On the history of Düsseldorf. In 1380, the dukes of Berg moved their seat to Düsseldorf, and the town was made regional capital of the Duchy of Berg. During the following centuries, several famous landmarks were built, including the Collegiate Church of St Lambertus. In 1609, the ducal line of the United Duchies of Jülich-Cleves-Berg died out, and after a virulent struggle over succession, Jülich and Berg fell to the Wittelsbach Counts of Palatinate-Neuburg, who made Düsseldorf their main domicile, even after they inherited the Electorate of the Palatinate, in 1685, becoming now Prince-electors as Electors Palatine.
Under the art loving Johann Wilhelm II (r. 1690–1716), a vast art gallery with a huge selection of paintings and sculptures, was housed in the Stadtschloss (city castle). After his death, the city fell on hard times again, especially after Elector Charles Theodore inherited Bavaria and moved the electoral court to Munich. With him he took the art collection, which became part of what is now the Alte Pinakothek in Munich. Destruction and poverty struck Düsseldorf after the Napoleonic Wars.
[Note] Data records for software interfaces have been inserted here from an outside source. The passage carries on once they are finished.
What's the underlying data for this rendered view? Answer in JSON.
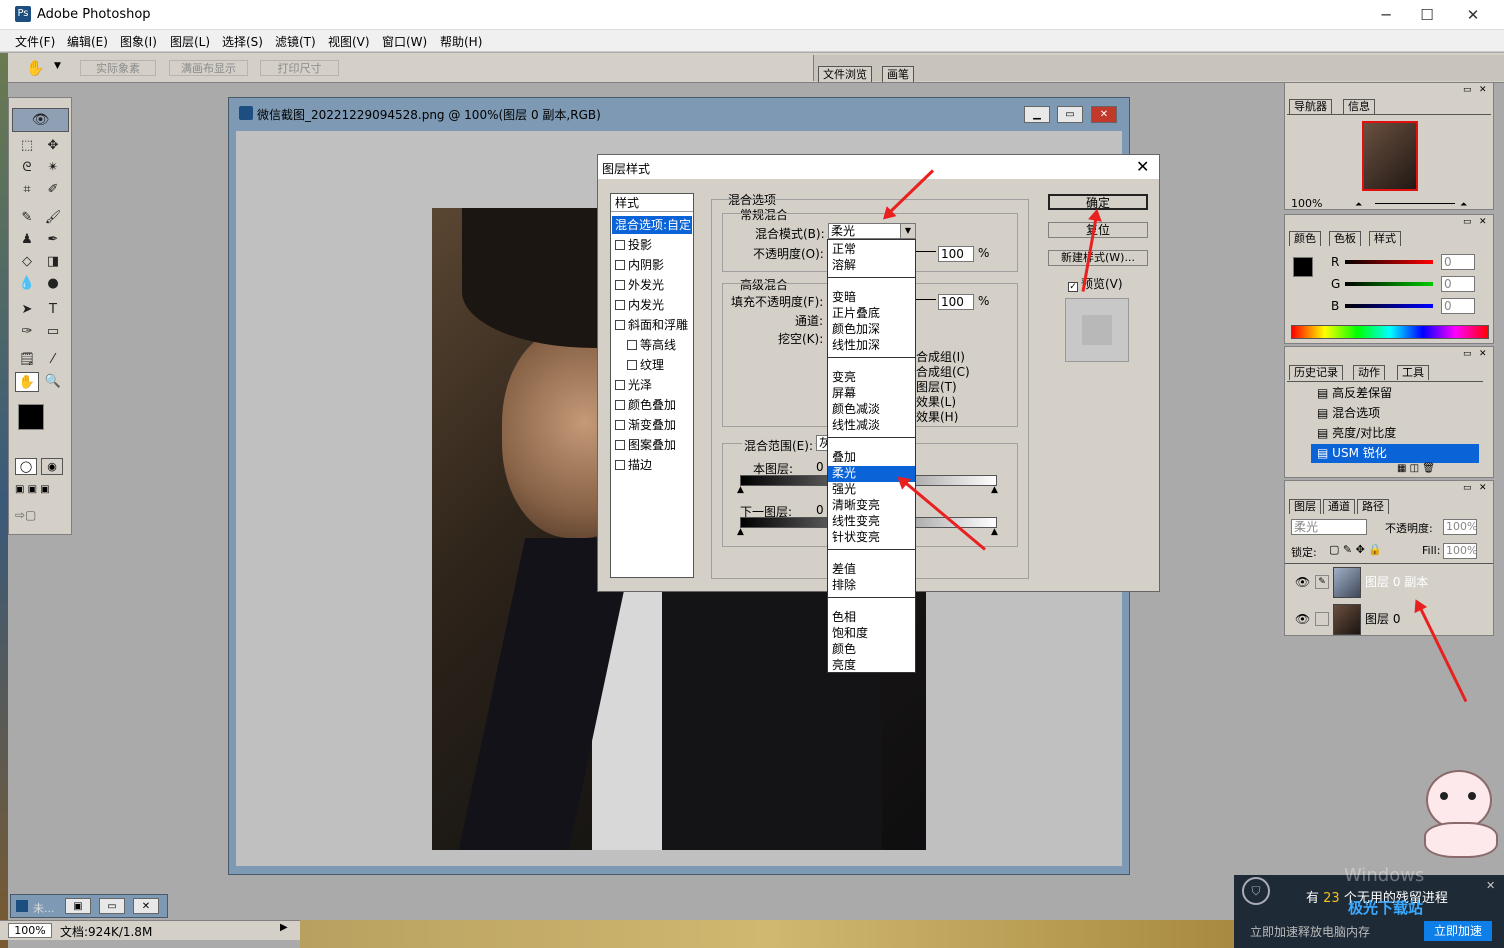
{
  "app": {
    "title": "Adobe Photoshop",
    "icon_label": "Ps"
  },
  "window_controls": {
    "minimize": "─",
    "maximize": "☐",
    "close": "✕"
  },
  "menubar": [
    "文件(F)",
    "编辑(E)",
    "图象(I)",
    "图层(L)",
    "选择(S)",
    "滤镜(T)",
    "视图(V)",
    "窗口(W)",
    "帮助(H)"
  ],
  "options": {
    "buttons": [
      "实际象素",
      "满画布显示",
      "打印尺寸"
    ],
    "tabs": [
      "文件浏览",
      "画笔"
    ]
  },
  "document": {
    "title": "微信截图_20221229094528.png @ 100%(图层 0 副本,RGB)",
    "zoom": "100%",
    "doc_info": "文档:924K/1.8M",
    "mini_title": "未..."
  },
  "dialog": {
    "title": "图层样式",
    "styles_header": "样式",
    "styles": [
      {
        "label": "混合选项:自定",
        "check": false,
        "selected": true
      },
      {
        "label": "投影",
        "check": true
      },
      {
        "label": "内阴影",
        "check": true
      },
      {
        "label": "外发光",
        "check": true
      },
      {
        "label": "内发光",
        "check": true
      },
      {
        "label": "斜面和浮雕",
        "check": true
      },
      {
        "label": "等高线",
        "check": true,
        "indent": true
      },
      {
        "label": "纹理",
        "check": true,
        "indent": true
      },
      {
        "label": "光泽",
        "check": true
      },
      {
        "label": "颜色叠加",
        "check": true
      },
      {
        "label": "渐变叠加",
        "check": true
      },
      {
        "label": "图案叠加",
        "check": true
      },
      {
        "label": "描边",
        "check": true
      }
    ],
    "blend_options": "混合选项",
    "general_blend": "常规混合",
    "blend_mode_label": "混合模式(B):",
    "blend_mode_value": "柔光",
    "opacity_label": "不透明度(O):",
    "opacity_value": "100",
    "percent": "%",
    "advanced_blend": "高级混合",
    "fill_opacity_label": "填充不透明度(F):",
    "fill_opacity_value": "100",
    "channels_label": "通道:",
    "knockout_label": "挖空(K):",
    "adv_right": [
      "合成组(I)",
      "合成组(C)",
      "图层(T)",
      "效果(L)",
      "效果(H)"
    ],
    "blend_range_label": "混合范围(E):",
    "blend_range_value": "灰",
    "this_layer": "本图层:",
    "this_layer_val": "0",
    "under_layer": "下一图层:",
    "under_layer_val": "0",
    "ok": "确定",
    "reset": "复位",
    "new_style": "新建样式(W)...",
    "preview": "预览(V)",
    "dropdown_groups": [
      [
        "正常",
        "溶解"
      ],
      [
        "变暗",
        "正片叠底",
        "颜色加深",
        "线性加深"
      ],
      [
        "变亮",
        "屏幕",
        "颜色减淡",
        "线性减淡"
      ],
      [
        "叠加",
        "柔光",
        "强光",
        "清晰变亮",
        "线性变亮",
        "针状变亮"
      ],
      [
        "差值",
        "排除"
      ],
      [
        "色相",
        "饱和度",
        "颜色",
        "亮度"
      ]
    ],
    "dropdown_selected": "柔光"
  },
  "navigator": {
    "tabs": [
      "导航器",
      "信息"
    ],
    "zoom": "100%"
  },
  "color_panel": {
    "tabs": [
      "颜色",
      "色板",
      "样式"
    ],
    "channels": [
      {
        "name": "R",
        "value": "0"
      },
      {
        "name": "G",
        "value": "0"
      },
      {
        "name": "B",
        "value": "0"
      }
    ]
  },
  "history_panel": {
    "tabs": [
      "历史记录",
      "动作",
      "工具"
    ],
    "items": [
      "高反差保留",
      "混合选项",
      "亮度/对比度",
      "USM 锐化"
    ],
    "selected": "USM 锐化"
  },
  "layers_panel": {
    "tabs": [
      "图层",
      "通道",
      "路径"
    ],
    "mode": "柔光",
    "opacity_label": "不透明度:",
    "opacity_value": "100%",
    "lock_label": "锁定:",
    "fill_label": "Fill:",
    "fill_value": "100%",
    "layers": [
      {
        "name": "图层 0 副本",
        "selected": true
      },
      {
        "name": "图层 0",
        "selected": false
      }
    ]
  },
  "notification": {
    "text_pre": "有",
    "count": "23",
    "text_post": "个无用的残留进程",
    "sub": "立即加速释放电脑内存",
    "button": "立即加速",
    "watermark": "Windows",
    "brand": "极光下载站"
  },
  "colors": {
    "accent": "#0a64d8",
    "arrow": "#e82020",
    "panel": "#d4d0c8",
    "docframe": "#7d99b4"
  }
}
But today, another art collection marks the international stature of the city as cultural entrepot, namely the Kunstsammlung Nordrhein-Westfalen, a leading collection of 20th century art owned by the province of North Rhine-Westphalia. This collection is exhibited over three different venues: the K20 at Grabbeplatz, the K21 in the Ständehaus, and the Schmela Haus.
With major works by Pablo Picasso, Henri Matisse, and Piet Mondrian, among others, as well as a wide-ranging ensemble of circa 100 drawings and paintings by Paul Klee, the permanent collection of the Kunstsammlung offers a singular perspective of classical modernism. The collection of postwar American art includes works by Jackson Pollock and Frank Stella, Robert Rauschenberg, Jasper Johns, and Andy Warhol. Other high points of the collection include works by Joseph Beuys, Gerhard Richter, Tony Cragg, Emil Schumacher, Sarah Morris, Katharina Fritsch, Nam June Paik, Wolf Vostell and Imi Knoebel.
The history of the Kunstsammlung Nordrhein-Westfalen begins in 1960 with the purchase of 88 works by Paul Klee from the collection of Pittsburgh steel manufacturer G. David Thompson. The purchase—brokered by Basel art dealer Ernst Beyeler and overseen by then state premiere Franz Meyer—forms the nucleus of the collection, founded in 1961 under the title “Stiftung Kunstsammlung Nordrhein-Westfalen”.
To begin with, the collection was housed in Jägerhof Palace. Soon after it opened, space limitations prompted plans for a new building. Announced in 1975 was a competition for its design, the winning proposal being submitted by the Danish architectural office of Dissing+Weitling. The resulting building – which resides within architectural history at the transition from postwar modernism to postmodernism – features a curved façade of polished, natural black stone, sitting on the square directly across from the Kunsthalle Düsseldorf.
(Narrative excerpted from Wikipedia, www.duesseldorf.de and www.duesseldorf-tourismus.de)